Adrian Foster, FX Strategist, Head of Financial Markets Research, Asia Pacific at Rabobank, advises investors to sell the greenback and buy the Aussie at 1.01.
CNBC's Sharon Epperson discusses the day's activity in the commodities markets and looks at where oil and precious metals are likely headed tomorrow.
Big moves are not being anticipated today and, truth is, the Fed has no big moves left in its deck of cards. The Benjamin might not say anything. But there are some policy steps that could be taken, even though the benefits are modest.
Market expectations for future growth shifting rapidly towards uncertainty over global debt servicing.
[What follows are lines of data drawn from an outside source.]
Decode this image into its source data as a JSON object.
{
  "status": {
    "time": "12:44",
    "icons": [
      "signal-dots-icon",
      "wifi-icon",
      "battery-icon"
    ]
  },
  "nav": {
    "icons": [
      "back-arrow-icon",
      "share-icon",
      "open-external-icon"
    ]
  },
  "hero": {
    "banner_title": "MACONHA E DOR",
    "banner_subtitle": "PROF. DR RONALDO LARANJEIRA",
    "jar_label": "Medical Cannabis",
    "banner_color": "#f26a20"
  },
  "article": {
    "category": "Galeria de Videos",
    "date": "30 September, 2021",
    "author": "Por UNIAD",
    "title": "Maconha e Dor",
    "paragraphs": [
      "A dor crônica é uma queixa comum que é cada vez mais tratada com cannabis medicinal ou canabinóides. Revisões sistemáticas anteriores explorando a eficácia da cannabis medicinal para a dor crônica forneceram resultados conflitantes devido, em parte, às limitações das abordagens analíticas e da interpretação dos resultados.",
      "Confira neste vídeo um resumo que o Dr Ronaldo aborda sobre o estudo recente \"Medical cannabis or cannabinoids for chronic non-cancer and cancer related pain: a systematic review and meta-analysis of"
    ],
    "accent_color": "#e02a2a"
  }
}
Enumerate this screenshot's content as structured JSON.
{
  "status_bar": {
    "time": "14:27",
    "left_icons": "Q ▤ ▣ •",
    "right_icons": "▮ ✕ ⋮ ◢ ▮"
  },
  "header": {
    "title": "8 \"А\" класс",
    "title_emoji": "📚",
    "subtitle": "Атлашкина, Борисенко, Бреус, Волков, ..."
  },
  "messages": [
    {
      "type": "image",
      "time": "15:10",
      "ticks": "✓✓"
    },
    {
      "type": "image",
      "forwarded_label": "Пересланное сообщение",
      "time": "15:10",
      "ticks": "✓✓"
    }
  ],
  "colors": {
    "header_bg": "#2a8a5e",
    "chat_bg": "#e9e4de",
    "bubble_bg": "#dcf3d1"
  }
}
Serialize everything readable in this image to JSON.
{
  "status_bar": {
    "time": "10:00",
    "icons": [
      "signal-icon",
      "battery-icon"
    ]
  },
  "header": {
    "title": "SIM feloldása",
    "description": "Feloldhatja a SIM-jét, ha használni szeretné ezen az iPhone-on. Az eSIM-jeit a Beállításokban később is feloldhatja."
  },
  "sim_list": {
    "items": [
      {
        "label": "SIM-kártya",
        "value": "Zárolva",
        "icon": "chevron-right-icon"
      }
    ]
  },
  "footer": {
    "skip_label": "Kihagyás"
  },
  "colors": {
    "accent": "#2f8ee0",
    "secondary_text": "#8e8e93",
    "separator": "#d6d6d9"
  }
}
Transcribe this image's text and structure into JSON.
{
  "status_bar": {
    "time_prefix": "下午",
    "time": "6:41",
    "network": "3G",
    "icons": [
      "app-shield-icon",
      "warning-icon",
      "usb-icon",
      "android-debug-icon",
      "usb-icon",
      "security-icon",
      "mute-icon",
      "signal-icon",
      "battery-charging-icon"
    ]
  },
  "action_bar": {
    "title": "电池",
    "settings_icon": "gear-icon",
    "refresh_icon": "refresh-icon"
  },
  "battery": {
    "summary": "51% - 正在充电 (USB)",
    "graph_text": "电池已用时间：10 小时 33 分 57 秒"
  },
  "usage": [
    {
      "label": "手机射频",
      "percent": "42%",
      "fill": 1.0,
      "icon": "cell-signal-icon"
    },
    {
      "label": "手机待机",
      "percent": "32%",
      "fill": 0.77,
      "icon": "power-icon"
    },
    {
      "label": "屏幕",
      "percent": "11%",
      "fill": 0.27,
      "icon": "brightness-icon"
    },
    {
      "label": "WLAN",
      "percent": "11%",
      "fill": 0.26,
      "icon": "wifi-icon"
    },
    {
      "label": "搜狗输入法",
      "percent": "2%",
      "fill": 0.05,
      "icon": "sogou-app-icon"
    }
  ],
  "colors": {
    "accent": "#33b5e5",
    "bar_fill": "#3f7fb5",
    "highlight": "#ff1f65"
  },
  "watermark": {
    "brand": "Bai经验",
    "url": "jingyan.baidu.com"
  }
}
Investors woke up Monday to a world in which America is seen as a greater credit risk than anytime in recent history, and they didn't like what they saw. The conversation around why we were downgraded can get as wonky as we want, but let’s not get caught up in the weeds. We are where we are because the problem is simple: Our country spends far more than it takes in—trillions more.
"I think US investors got a little more confident about the future, or perhaps a little less pessimistic about where we are going ,and perhaps there is some expectation that the Fed is going to come in and provide the markets with a bit of a lift," Peter Dixon, senior economist at Commerzbank Securities told CNBC.
Central London's police cells are full to the brim as more than 200 people were arrested on a third night of disorder in the U.K.'s capital. Some 16,000 police officers will hit the city's streets Tuesday night, as the government tries to stem the rising tide of violence.
The Swiss franc and yen are flying high as investors bail out of riskier currencies — it's time for your Tuesday FX Fix.
Former IMF chief Dominique Strauss-Kahn sexually assaulted a housekeeper in a "violent and sadistic attack" in his hotel suite in Manhattan in May, a civil lawsuit filed on Monday alleges.
"We are invested pretty heavily in a lot of large dividend paying stocks from around the globe, things that pay in the 6, 7 and 8 percent range, which is a great place to be right now. I'm not sure that I would want to be jumping into treasuries at this point," Randy Warren, chief investment officer at Warren Financial Services, told CNBC.
"The debacle in Congress in terms of coming to a deal really highlighted the US government's inadequacy in dealing with the deficit, perhaps a little bit earlier than the government wanted, certainly in terms of the election cycle," Sir Martin Sorrell, chief executive at WPP told CNBC